Nursing students at the Jersey College School of Nursing – Jacksonville will soon have a better understanding of maternal and child health issues in the community as part of a partnership between the Northeast Florida Healthy Start Coalition and the Jersey College.
A community-based curriculum, which is a required course for all nursing students at Jersey College, incorporates concepts related to social determinants of health, the life course perspective, collective impact, health equity, toxic stress, cultural competence and nursing leadership. The students’ clinical will be held at the Magnolia Project and the Magnolia Project OASIS, an AGAPE Community Health Center and facilitated by experienced maternal child health nurse educators.
Alex Tarabochia, a summer intern with the Coalition and 2014-15 National Health Corps Florida Americorps member who served at the Magnolia Project, laid out the foundation for the course.
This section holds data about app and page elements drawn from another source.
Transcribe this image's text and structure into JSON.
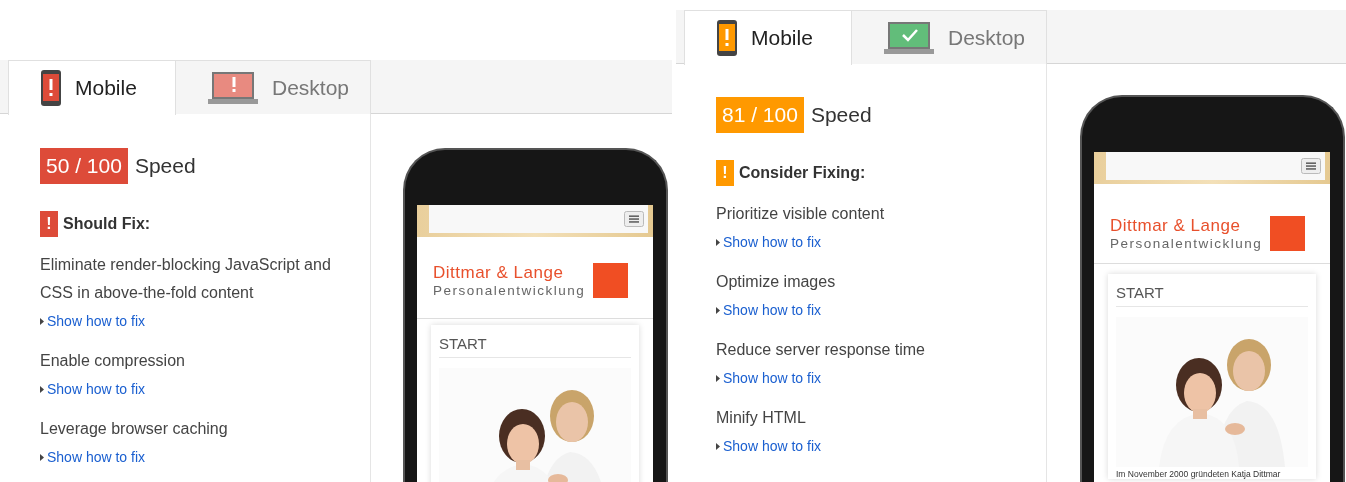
{
  "panels": [
    {
      "tabs": [
        {
          "label": "Mobile",
          "kind": "phone",
          "color": "#dd4b39",
          "passed": false,
          "selected": true
        },
        {
          "label": "Desktop",
          "kind": "laptop",
          "color": "#e88a80",
          "passed": false,
          "selected": false
        }
      ],
      "score": {
        "value": "50 / 100",
        "label": "Speed",
        "color": "#dd4b39"
      },
      "section": {
        "marker": "!",
        "title": "Should Fix:",
        "color": "#dd4b39"
      },
      "issues": [
        {
          "title": "Eliminate render-blocking JavaScript and CSS in above-the-fold content",
          "link": "Show how to fix"
        },
        {
          "title": "Enable compression",
          "link": "Show how to fix"
        },
        {
          "title": "Leverage browser caching",
          "link": "Show how to fix"
        }
      ],
      "preview": {
        "brand": "Dittmar & Lange",
        "tagline": "Personalentwicklung",
        "heading": "START"
      }
    },
    {
      "tabs": [
        {
          "label": "Mobile",
          "kind": "phone",
          "color": "#ff9900",
          "passed": false,
          "selected": true
        },
        {
          "label": "Desktop",
          "kind": "laptop",
          "color": "#62bd7a",
          "passed": true,
          "selected": false
        }
      ],
      "score": {
        "value": "81 / 100",
        "label": "Speed",
        "color": "#ff9900"
      },
      "section": {
        "marker": "!",
        "title": "Consider Fixing:",
        "color": "#ff9900"
      },
      "issues": [
        {
          "title": "Prioritize visible content",
          "link": "Show how to fix"
        },
        {
          "title": "Optimize images",
          "link": "Show how to fix"
        },
        {
          "title": "Reduce server response time",
          "link": "Show how to fix"
        },
        {
          "title": "Minify HTML",
          "link": "Show how to fix"
        }
      ],
      "preview": {
        "brand": "Dittmar & Lange",
        "tagline": "Personalentwicklung",
        "heading": "START",
        "caption": "Im November 2000 gründeten Katja Dittmar"
      }
    }
  ]
}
And with the help of Faye Johnson, executive director of the Coalition; Joy Burgess, associate dean of nursing at Jersey College and a Healthy Start Coalition Board member; and many other health care professionals, the curriculum grew into a 28-hour clinical practicum.
“What’s interesting about this course is that the students can relate directly to what they will be learning,” Joy Burgess said. “Many of our nursing students were the girl in the scenario we will have them delve through, and I think that that is going to entice them to want to learn and pay attention.”
The course is broken up into four sections:
- Session I: Describes the life course perspective and the social determinants of health and applies those concepts to the practice of maternal child health nursing.
- Session II: Describes the concepts of collective impact and nursing leadership and applies those concepts to a clinical scenario about a high-risk maternity client.
- Session III: Describes the concept of toxic stress and practices patient education skills. Students will also learn about safe sleep, breast feeding, mandated reporting and informed consent.
- Session IV: Allows the students to review the impact that racism, life course theory, social determinants of health and toxic stress have on racial disparities in birth outcomes and infant mortality in Northeast Florida.
After looking at the statistics of infant mortality and the factors that play a huge role in it, the administration at Jersey College quickly supported the collaboration and the new course.
“It is going to be a great experience for the students here and I cannot wait to see how they respond” Campus Administrator Maryanne Moore said.
“When Joy (Burgess) first talked me to about infant mortality, I said ‘no way!’ There was no way that many babies were dying in Duval County. But after meeting with Faye (Johnson) and many other players, I saw that it was a reality, and how important this course is going to be for our students.”
The eight-week course is set to pilot in November. The administration at Jersey College will evaluate the program by surveying the students at the end of the term. They will also compare previous NCLEX exams to see if the grades improved.